In Durant, Auld LJ stated that not all data which mentions an individual can be said to “relate” to him. Auld LJ suggested two tests which may assist in determining if data “relate” to an individual: the first is whether the information is biographical in a significant sense; the second, whether the individual is the focus of the information.
Considerable concern has been expressed at these comments, which seem to suggest a narrower definition of personal data than applies elsewhere in the EU: in particular, by comparison with the definition of personal data set out in the paper issued by the Article 29 Working Party (WP136), the body set up under Article 29 of the Directive to give guidance on interpretation of the Directive.
The House of Lords does not consider Durant in any length: it does not need to do so; if the information here (incidents of leukaemia) is identifiable it is clearly personal, with enormous biographical significance for those concerned.
As the judgment does not consider the arguments in favour of a broader definition, it may be tempting to conclude that this suggests that the House of Lords approves of Durant. In the absence of detailed consideration of the point, it is dangerous to speculate on the House of Lords’ views either way. However, there are two paragraphs of Lord Hope’s judgment which suggest that he interprets Durant in a less restrictive way than many commentators. Lord Hope notes that:
“… [Durant] was a case where the person seeking disclosure was the data subject… Part II DPA 1998 contains provisions which are designed, on certain conditions, to enable the data subject to obtain access to .. information. Among these provisions are sections 7(4) and section 8(7), which enable the data controller to refuse to disclose the information if the data subject would be able to identify another person from the information… It was in that context that Auld LJ said … that mere mention of the data subject in a document… did not necessarily amount to his personal data and suggested two notions that might be of assistance in determining whether it did.
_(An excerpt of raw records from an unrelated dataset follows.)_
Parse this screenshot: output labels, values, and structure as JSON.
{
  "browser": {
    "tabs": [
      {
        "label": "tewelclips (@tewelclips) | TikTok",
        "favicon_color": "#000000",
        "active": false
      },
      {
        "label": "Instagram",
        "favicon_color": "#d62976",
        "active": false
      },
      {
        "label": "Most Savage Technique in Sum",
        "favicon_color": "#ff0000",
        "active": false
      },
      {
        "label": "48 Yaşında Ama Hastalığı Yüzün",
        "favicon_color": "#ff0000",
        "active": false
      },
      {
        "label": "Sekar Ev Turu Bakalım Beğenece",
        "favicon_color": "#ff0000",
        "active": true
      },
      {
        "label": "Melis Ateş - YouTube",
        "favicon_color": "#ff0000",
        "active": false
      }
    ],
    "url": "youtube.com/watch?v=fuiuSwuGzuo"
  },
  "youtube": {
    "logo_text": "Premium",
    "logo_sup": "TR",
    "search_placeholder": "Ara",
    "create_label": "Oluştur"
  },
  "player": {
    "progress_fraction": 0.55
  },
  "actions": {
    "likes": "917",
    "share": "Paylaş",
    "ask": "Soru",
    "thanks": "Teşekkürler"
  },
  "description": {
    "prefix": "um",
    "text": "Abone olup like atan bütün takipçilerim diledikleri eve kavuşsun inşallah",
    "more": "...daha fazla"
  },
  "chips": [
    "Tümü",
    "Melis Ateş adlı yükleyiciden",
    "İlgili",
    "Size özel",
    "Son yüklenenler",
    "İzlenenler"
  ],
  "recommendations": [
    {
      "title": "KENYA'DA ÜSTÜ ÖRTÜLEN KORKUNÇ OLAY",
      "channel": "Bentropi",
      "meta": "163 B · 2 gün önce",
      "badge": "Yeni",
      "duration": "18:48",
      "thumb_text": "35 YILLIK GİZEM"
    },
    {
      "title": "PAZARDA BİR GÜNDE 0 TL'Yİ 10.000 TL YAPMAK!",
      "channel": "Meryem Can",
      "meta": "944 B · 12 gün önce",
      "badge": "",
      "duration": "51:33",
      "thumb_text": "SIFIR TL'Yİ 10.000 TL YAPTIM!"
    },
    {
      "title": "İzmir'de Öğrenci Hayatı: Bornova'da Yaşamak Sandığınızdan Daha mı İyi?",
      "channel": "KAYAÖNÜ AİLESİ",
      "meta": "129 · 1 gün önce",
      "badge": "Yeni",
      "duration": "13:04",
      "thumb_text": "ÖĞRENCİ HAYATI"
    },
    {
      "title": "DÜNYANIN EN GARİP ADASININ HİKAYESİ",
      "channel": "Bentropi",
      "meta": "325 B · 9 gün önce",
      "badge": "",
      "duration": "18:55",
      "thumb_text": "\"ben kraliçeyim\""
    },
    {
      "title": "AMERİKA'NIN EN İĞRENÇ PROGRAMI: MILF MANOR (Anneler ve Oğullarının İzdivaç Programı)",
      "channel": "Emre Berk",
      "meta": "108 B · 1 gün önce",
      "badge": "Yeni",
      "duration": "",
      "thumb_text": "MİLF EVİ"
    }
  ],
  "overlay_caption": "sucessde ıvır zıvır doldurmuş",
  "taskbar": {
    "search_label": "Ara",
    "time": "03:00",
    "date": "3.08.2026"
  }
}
One of these was whether the information was biographical in a significant sense. The other was one of focus.
The Lord President, applying the second of these two guidelines, said in para 23 that the effect of barnardisation was to move the focus of the information away from the individual children to the incidence of disease in particular wards in particular years. It may indeed have this effect. But this does not resolve the question whether or not it is “personal data” within the meaning of DPA 1998…”
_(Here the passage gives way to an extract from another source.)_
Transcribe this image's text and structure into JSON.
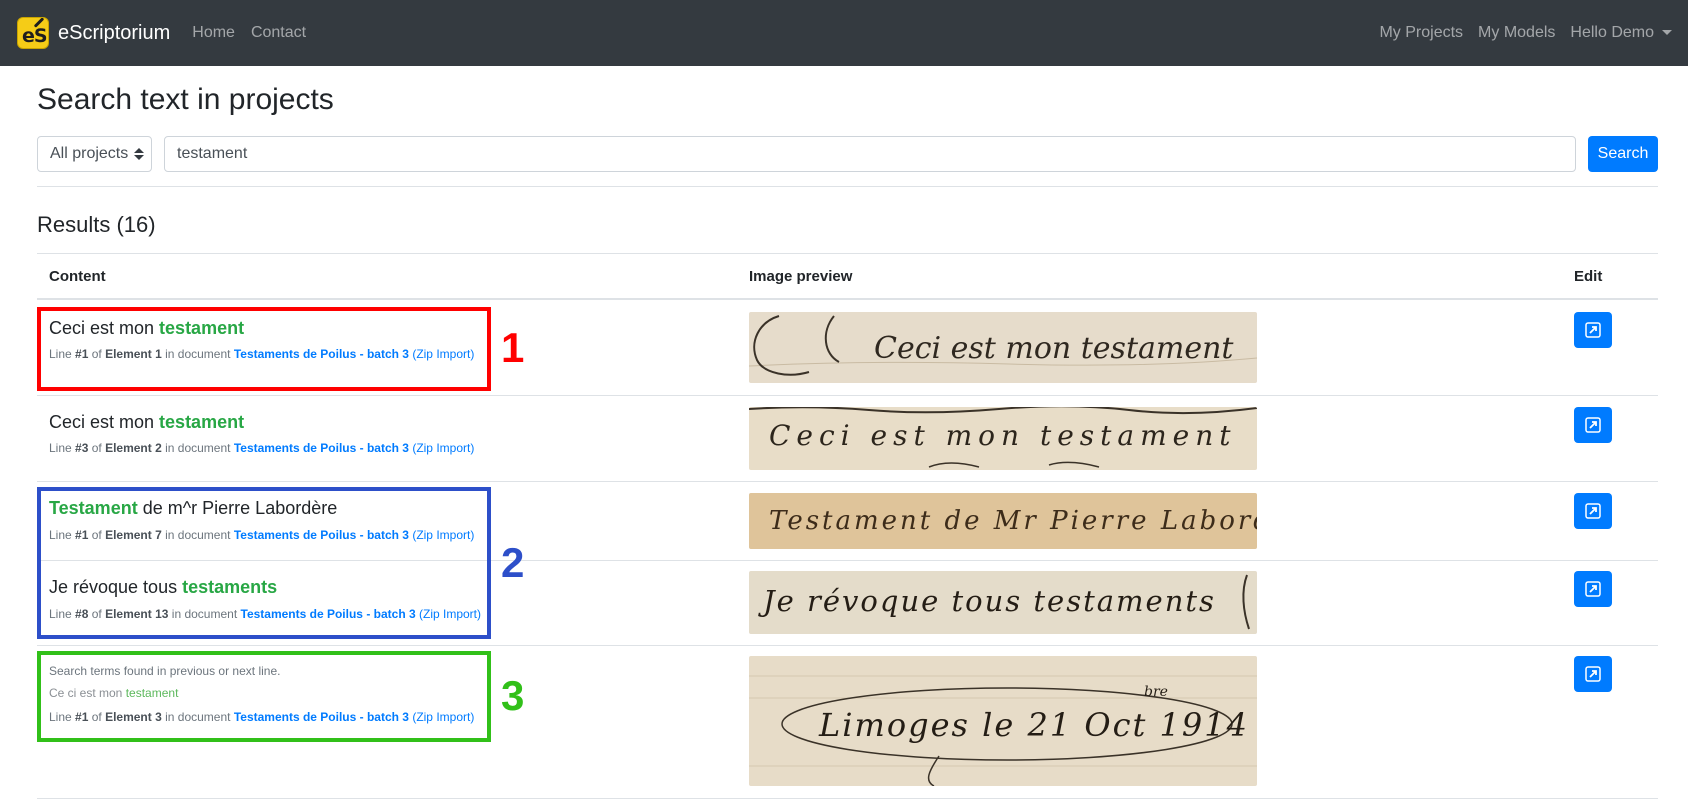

Lord Hope clearly indicates that biographical significance and focus are not definitive. They may be of assistance, in subject access cases, but are not the test as to whether or not data are personal.
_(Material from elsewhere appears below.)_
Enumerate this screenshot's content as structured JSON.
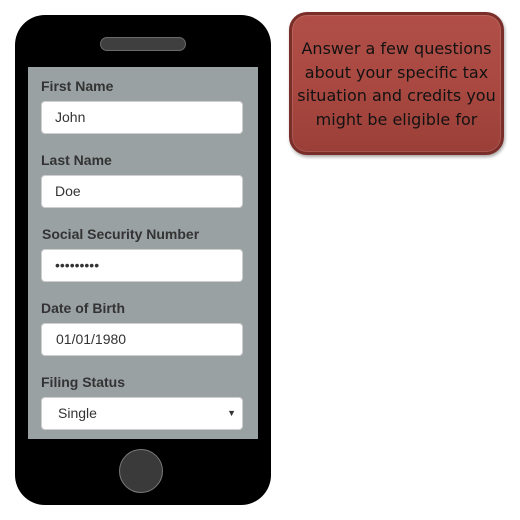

Is there an obligation to “create” data for FoI purposes?
The CSA did not “hold” the barnardised data; it held the underlying personal data from which barnardised data could be generated. The obligation under freedom of information legislation is to provide information “held” by a public authority; would this extend to manipulating information which is held, in order to create requested information which was not held? This is a point which is of frequent concern to public authorities and on which the Secretary of State for Justice intervened in the proceedings.
Lord Hope noted that this provision of the FOISA should be “construed in as liberal a manner as possible” and that therefore the CSA should barnardise the information which it held. The effect of barnardisation would be to apply a disguise to the information: it would be a similar process to redaction and would not amount to requiring the CSA to carry out research or create new information. In any event, authorities had protection against unreasonable demands on their resources from this type of request via the cost limits set out in the FOISA 2002.
If you have any further questions about this judgment, please contact Ruth Boardman (firstname.lastname@example.org) or Hazel Grant (email@example.com) in our Data Protection team.